AIM OF THE TASK:
If a line in the records below contains "kind", copy that line.

*** ENTRIES PROVIDED ***

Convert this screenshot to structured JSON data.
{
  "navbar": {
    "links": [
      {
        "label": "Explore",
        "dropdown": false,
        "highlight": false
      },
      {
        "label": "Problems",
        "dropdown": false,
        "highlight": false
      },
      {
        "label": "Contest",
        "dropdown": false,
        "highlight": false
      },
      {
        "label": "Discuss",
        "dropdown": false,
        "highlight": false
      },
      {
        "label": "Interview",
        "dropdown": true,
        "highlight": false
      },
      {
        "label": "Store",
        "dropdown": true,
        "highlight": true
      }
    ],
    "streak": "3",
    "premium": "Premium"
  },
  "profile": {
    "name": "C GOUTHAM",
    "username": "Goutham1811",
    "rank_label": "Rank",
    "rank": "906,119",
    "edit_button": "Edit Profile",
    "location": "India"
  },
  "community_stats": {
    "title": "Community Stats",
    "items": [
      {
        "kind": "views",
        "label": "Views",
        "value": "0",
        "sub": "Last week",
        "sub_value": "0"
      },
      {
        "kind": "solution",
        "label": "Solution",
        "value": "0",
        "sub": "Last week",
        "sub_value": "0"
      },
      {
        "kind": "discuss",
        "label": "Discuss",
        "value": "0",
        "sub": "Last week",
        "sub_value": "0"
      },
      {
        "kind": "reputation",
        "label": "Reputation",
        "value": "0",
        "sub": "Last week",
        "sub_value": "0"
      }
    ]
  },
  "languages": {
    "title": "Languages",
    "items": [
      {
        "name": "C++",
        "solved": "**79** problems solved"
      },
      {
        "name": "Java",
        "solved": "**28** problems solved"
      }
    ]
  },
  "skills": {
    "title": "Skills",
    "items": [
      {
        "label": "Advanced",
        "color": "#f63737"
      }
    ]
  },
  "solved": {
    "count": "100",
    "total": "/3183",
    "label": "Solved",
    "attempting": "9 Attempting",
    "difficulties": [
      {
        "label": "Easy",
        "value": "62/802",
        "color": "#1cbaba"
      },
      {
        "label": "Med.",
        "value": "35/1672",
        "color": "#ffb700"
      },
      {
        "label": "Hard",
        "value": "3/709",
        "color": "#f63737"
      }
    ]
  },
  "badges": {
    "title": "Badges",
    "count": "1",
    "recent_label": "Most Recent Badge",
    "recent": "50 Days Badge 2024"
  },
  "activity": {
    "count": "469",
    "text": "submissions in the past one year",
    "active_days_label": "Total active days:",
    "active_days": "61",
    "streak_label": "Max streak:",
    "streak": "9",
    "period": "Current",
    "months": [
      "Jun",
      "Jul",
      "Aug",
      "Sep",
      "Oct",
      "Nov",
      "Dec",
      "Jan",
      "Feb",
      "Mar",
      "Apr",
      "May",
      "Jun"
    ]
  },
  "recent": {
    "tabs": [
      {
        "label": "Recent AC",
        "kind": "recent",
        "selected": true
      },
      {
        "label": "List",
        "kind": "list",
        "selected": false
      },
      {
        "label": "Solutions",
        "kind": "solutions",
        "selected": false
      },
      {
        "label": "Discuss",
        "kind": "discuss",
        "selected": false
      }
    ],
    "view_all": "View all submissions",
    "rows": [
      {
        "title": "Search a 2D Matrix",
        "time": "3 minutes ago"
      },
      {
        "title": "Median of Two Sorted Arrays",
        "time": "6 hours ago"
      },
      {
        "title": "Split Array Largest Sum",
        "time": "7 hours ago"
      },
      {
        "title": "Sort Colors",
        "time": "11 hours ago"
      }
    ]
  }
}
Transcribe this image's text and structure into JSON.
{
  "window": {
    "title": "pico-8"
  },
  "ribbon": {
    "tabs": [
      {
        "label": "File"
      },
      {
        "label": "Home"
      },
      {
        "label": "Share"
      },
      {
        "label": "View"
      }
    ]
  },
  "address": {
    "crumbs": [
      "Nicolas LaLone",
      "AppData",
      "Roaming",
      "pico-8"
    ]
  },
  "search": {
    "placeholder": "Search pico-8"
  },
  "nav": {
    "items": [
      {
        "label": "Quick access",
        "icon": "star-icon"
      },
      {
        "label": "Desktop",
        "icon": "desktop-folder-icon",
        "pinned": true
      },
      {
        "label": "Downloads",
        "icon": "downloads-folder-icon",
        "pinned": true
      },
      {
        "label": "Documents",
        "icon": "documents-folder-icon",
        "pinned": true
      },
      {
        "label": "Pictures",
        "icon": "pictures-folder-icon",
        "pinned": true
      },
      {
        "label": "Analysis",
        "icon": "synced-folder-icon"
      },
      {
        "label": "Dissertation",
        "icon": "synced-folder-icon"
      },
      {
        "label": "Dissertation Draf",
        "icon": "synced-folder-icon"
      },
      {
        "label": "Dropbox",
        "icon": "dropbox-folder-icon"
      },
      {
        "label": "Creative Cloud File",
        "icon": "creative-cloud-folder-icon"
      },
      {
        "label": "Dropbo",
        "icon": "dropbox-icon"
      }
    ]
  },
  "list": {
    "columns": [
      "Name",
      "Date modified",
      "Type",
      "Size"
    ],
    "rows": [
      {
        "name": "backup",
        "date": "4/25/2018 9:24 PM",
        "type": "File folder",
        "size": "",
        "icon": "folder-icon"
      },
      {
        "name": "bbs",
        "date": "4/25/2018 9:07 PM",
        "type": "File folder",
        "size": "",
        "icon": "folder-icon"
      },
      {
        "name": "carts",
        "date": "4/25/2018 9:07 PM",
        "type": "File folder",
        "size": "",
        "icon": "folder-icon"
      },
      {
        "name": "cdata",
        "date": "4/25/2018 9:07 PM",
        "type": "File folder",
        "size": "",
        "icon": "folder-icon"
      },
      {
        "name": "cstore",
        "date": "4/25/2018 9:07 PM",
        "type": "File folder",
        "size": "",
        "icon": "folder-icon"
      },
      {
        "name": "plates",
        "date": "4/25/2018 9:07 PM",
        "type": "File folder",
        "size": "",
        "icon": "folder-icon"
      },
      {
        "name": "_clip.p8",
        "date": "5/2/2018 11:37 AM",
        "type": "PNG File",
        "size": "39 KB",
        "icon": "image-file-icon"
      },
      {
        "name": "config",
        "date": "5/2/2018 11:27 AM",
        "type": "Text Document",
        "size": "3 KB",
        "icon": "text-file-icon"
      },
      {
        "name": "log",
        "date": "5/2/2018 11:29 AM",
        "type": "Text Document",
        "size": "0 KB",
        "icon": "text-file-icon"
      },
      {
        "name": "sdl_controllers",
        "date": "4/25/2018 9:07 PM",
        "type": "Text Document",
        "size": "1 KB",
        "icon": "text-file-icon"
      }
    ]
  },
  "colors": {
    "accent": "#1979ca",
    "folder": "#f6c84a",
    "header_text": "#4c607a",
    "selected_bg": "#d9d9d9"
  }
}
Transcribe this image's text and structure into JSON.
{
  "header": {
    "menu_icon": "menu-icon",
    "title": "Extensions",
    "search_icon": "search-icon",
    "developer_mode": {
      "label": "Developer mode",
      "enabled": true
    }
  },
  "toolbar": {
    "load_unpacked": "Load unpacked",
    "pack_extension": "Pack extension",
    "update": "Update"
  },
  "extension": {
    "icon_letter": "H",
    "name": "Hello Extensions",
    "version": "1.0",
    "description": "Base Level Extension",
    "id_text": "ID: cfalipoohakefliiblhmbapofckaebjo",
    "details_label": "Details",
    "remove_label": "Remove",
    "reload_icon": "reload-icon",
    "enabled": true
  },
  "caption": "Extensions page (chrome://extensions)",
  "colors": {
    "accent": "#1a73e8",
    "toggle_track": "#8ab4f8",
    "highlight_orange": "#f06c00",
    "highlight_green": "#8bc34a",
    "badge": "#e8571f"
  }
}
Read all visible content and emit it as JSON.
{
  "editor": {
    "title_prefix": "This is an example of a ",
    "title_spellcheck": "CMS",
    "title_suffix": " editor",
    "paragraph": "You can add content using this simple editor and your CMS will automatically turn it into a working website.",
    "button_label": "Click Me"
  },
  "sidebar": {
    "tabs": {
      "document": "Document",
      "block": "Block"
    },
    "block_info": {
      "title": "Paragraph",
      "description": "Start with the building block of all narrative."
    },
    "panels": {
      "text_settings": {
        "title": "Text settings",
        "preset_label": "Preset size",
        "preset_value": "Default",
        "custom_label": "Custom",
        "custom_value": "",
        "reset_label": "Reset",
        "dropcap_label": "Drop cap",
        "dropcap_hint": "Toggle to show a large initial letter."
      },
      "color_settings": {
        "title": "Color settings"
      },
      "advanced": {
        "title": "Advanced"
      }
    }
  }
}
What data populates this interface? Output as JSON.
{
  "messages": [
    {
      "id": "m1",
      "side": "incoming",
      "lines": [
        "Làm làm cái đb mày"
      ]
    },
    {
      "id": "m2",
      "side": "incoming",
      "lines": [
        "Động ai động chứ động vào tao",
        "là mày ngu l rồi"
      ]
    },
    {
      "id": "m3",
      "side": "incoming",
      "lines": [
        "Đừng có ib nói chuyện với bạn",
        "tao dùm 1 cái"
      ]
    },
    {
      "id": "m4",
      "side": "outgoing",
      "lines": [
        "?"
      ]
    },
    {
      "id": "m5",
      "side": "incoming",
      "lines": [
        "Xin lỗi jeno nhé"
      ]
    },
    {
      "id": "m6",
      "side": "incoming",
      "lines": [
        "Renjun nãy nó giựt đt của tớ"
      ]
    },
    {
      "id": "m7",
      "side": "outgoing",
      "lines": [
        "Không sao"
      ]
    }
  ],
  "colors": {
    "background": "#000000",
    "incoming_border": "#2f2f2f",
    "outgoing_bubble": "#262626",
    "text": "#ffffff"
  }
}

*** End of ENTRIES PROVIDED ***

RESULT FOR THIS EXERCISE:
        "kind": "views",
        "kind": "solution",
        "kind": "discuss",
        "kind": "reputation",
        "kind": "recent",
        "kind": "list",
        "kind": "solutions",
        "kind": "discuss",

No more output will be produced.